→ Stored data entries:
┌──

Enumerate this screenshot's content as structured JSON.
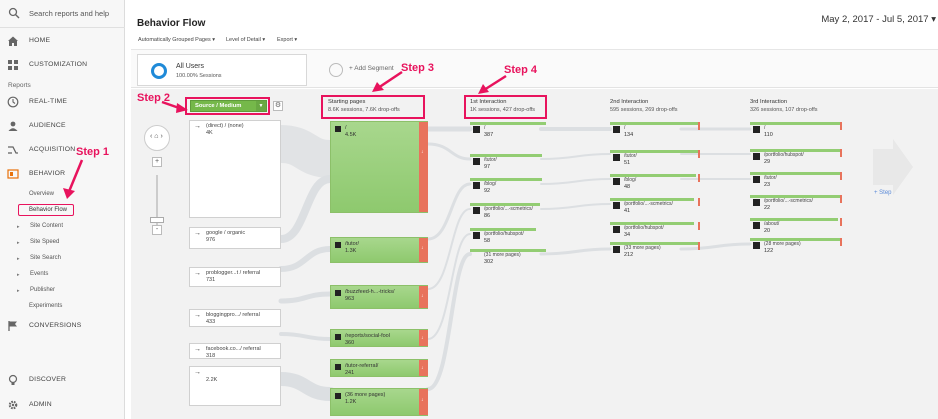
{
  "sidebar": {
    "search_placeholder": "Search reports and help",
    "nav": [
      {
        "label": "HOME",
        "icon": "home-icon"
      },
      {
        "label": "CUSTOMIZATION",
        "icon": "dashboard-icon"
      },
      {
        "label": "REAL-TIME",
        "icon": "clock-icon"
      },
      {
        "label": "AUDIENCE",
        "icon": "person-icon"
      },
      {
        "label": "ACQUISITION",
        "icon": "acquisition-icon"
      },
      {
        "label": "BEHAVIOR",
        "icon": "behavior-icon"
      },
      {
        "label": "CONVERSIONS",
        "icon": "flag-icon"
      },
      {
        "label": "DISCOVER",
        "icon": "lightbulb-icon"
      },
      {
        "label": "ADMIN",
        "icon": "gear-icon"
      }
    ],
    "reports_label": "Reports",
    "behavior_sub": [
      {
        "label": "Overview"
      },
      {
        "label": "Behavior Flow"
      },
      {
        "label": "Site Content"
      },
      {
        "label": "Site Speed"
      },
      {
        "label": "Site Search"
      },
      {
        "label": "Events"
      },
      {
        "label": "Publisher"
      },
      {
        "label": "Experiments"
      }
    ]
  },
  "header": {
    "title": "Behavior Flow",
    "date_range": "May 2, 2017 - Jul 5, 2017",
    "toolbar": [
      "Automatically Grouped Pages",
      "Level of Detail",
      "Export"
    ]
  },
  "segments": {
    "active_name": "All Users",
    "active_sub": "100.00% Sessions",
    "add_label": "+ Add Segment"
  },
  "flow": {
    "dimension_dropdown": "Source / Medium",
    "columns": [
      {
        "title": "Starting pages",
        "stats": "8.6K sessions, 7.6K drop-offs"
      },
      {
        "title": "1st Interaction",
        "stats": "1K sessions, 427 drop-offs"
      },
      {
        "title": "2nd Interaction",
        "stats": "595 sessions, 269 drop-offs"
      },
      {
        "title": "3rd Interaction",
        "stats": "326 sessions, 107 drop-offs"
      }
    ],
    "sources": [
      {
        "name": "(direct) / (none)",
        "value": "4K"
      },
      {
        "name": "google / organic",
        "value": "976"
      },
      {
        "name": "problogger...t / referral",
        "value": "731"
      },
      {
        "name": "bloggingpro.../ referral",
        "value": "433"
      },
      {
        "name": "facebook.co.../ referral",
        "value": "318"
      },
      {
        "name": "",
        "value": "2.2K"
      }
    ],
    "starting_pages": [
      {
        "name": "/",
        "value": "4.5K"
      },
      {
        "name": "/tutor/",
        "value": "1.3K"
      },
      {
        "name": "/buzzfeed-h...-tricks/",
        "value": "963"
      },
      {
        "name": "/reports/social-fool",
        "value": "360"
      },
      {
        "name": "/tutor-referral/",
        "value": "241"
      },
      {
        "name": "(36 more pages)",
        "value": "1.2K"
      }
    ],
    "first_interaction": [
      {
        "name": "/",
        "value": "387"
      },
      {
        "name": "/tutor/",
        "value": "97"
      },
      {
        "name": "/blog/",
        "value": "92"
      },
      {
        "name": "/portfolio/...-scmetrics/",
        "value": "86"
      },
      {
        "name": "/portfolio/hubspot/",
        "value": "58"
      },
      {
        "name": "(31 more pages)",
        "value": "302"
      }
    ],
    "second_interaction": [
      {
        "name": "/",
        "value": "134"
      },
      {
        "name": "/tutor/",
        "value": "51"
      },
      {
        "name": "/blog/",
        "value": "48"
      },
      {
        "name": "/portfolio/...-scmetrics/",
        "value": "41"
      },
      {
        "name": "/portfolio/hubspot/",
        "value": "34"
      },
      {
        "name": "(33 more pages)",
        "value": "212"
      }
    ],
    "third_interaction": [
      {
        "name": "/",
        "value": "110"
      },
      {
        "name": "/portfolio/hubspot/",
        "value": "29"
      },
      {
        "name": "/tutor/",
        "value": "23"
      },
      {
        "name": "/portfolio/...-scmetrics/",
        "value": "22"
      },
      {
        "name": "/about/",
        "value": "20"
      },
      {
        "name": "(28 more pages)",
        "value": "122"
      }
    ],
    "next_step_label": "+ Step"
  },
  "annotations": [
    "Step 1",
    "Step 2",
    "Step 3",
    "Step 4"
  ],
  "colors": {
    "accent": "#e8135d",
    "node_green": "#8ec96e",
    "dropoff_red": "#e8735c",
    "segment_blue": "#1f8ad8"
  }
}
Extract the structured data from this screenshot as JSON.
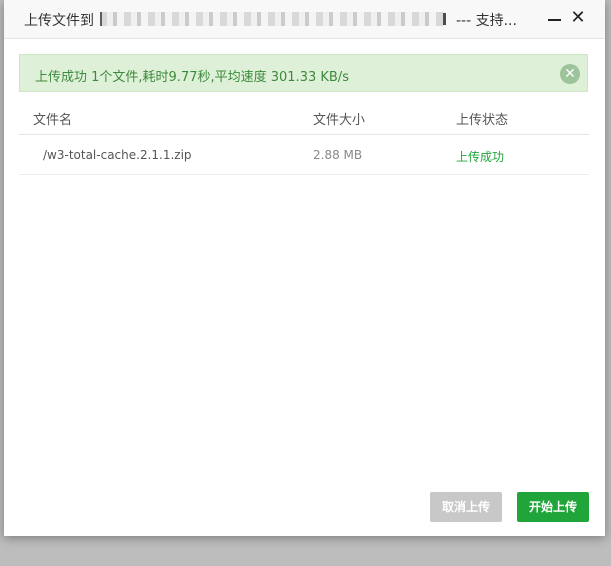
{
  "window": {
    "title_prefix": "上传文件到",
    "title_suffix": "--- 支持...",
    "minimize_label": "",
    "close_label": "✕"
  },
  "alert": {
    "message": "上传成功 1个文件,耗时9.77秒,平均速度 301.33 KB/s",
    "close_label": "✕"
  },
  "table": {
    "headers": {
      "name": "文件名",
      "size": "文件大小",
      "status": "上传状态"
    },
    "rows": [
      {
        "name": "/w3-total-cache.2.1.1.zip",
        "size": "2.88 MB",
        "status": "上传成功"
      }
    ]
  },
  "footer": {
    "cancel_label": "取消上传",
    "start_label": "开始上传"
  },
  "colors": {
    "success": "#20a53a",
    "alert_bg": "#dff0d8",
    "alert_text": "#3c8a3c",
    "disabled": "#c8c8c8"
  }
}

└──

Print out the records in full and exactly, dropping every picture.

→ Written solution:
Enumerate this screenshot's content as structured JSON.
{
  "sidebar": {
    "search_placeholder": "Search reports and help",
    "nav": [
      {
        "label": "HOME",
        "icon": "home-icon"
      },
      {
        "label": "CUSTOMIZATION",
        "icon": "dashboard-icon"
      },
      {
        "label": "REAL-TIME",
        "icon": "clock-icon"
      },
      {
        "label": "AUDIENCE",
        "icon": "person-icon"
      },
      {
        "label": "ACQUISITION",
        "icon": "acquisition-icon"
      },
      {
        "label": "BEHAVIOR",
        "icon": "behavior-icon"
      },
      {
        "label": "CONVERSIONS",
        "icon": "flag-icon"
      },
      {
        "label": "DISCOVER",
        "icon": "lightbulb-icon"
      },
      {
        "label": "ADMIN",
        "icon": "gear-icon"
      }
    ],
    "reports_label": "Reports",
    "behavior_sub": [
      {
        "label": "Overview"
      },
      {
        "label": "Behavior Flow"
      },
      {
        "label": "Site Content"
      },
      {
        "label": "Site Speed"
      },
      {
        "label": "Site Search"
      },
      {
        "label": "Events"
      },
      {
        "label": "Publisher"
      },
      {
        "label": "Experiments"
      }
    ]
  },
  "header": {
    "title": "Behavior Flow",
    "date_range": "May 2, 2017 - Jul 5, 2017",
    "toolbar": [
      "Automatically Grouped Pages",
      "Level of Detail",
      "Export"
    ]
  },
  "segments": {
    "active_name": "All Users",
    "active_sub": "100.00% Sessions",
    "add_label": "+ Add Segment"
  },
  "flow": {
    "dimension_dropdown": "Source / Medium",
    "columns": [
      {
        "title": "Starting pages",
        "stats": "8.6K sessions, 7.6K drop-offs"
      },
      {
        "title": "1st Interaction",
        "stats": "1K sessions, 427 drop-offs"
      },
      {
        "title": "2nd Interaction",
        "stats": "595 sessions, 269 drop-offs"
      },
      {
        "title": "3rd Interaction",
        "stats": "326 sessions, 107 drop-offs"
      }
    ],
    "sources": [
      {
        "name": "(direct) / (none)",
        "value": "4K"
      },
      {
        "name": "google / organic",
        "value": "976"
      },
      {
        "name": "problogger...t / referral",
        "value": "731"
      },
      {
        "name": "bloggingpro.../ referral",
        "value": "433"
      },
      {
        "name": "facebook.co.../ referral",
        "value": "318"
      },
      {
        "name": "",
        "value": "2.2K"
      }
    ],
    "starting_pages": [
      {
        "name": "/",
        "value": "4.5K"
      },
      {
        "name": "/tutor/",
        "value": "1.3K"
      },
      {
        "name": "/buzzfeed-h...-tricks/",
        "value": "963"
      },
      {
        "name": "/reports/social-fool",
        "value": "360"
      },
      {
        "name": "/tutor-referral/",
        "value": "241"
      },
      {
        "name": "(36 more pages)",
        "value": "1.2K"
      }
    ],
    "first_interaction": [
      {
        "name": "/",
        "value": "387"
      },
      {
        "name": "/tutor/",
        "value": "97"
      },
      {
        "name": "/blog/",
        "value": "92"
      },
      {
        "name": "/portfolio/...-scmetrics/",
        "value": "86"
      },
      {
        "name": "/portfolio/hubspot/",
        "value": "58"
      },
      {
        "name": "(31 more pages)",
        "value": "302"
      }
    ],
    "second_interaction": [
      {
        "name": "/",
        "value": "134"
      },
      {
        "name": "/tutor/",
        "value": "51"
      },
      {
        "name": "/blog/",
        "value": "48"
      },
      {
        "name": "/portfolio/...-scmetrics/",
        "value": "41"
      },
      {
        "name": "/portfolio/hubspot/",
        "value": "34"
      },
      {
        "name": "(33 more pages)",
        "value": "212"
      }
    ],
    "third_interaction": [
      {
        "name": "/",
        "value": "110"
      },
      {
        "name": "/portfolio/hubspot/",
        "value": "29"
      },
      {
        "name": "/tutor/",
        "value": "23"
      },
      {
        "name": "/portfolio/...-scmetrics/",
        "value": "22"
      },
      {
        "name": "/about/",
        "value": "20"
      },
      {
        "name": "(28 more pages)",
        "value": "122"
      }
    ],
    "next_step_label": "+ Step"
  },
  "annotations": [
    "Step 1",
    "Step 2",
    "Step 3",
    "Step 4"
  ],
  "colors": {
    "accent": "#e8135d",
    "node_green": "#8ec96e",
    "dropoff_red": "#e8735c",
    "segment_blue": "#1f8ad8"
  }
}
Extract the structured data from this screenshot as JSON.
{
  "window": {
    "title_prefix": "上传文件到",
    "title_suffix": "--- 支持...",
    "minimize_label": "",
    "close_label": "✕"
  },
  "alert": {
    "message": "上传成功 1个文件,耗时9.77秒,平均速度 301.33 KB/s",
    "close_label": "✕"
  },
  "table": {
    "headers": {
      "name": "文件名",
      "size": "文件大小",
      "status": "上传状态"
    },
    "rows": [
      {
        "name": "/w3-total-cache.2.1.1.zip",
        "size": "2.88 MB",
        "status": "上传成功"
      }
    ]
  },
  "footer": {
    "cancel_label": "取消上传",
    "start_label": "开始上传"
  },
  "colors": {
    "success": "#20a53a",
    "alert_bg": "#dff0d8",
    "alert_text": "#3c8a3c",
    "disabled": "#c8c8c8"
  }
}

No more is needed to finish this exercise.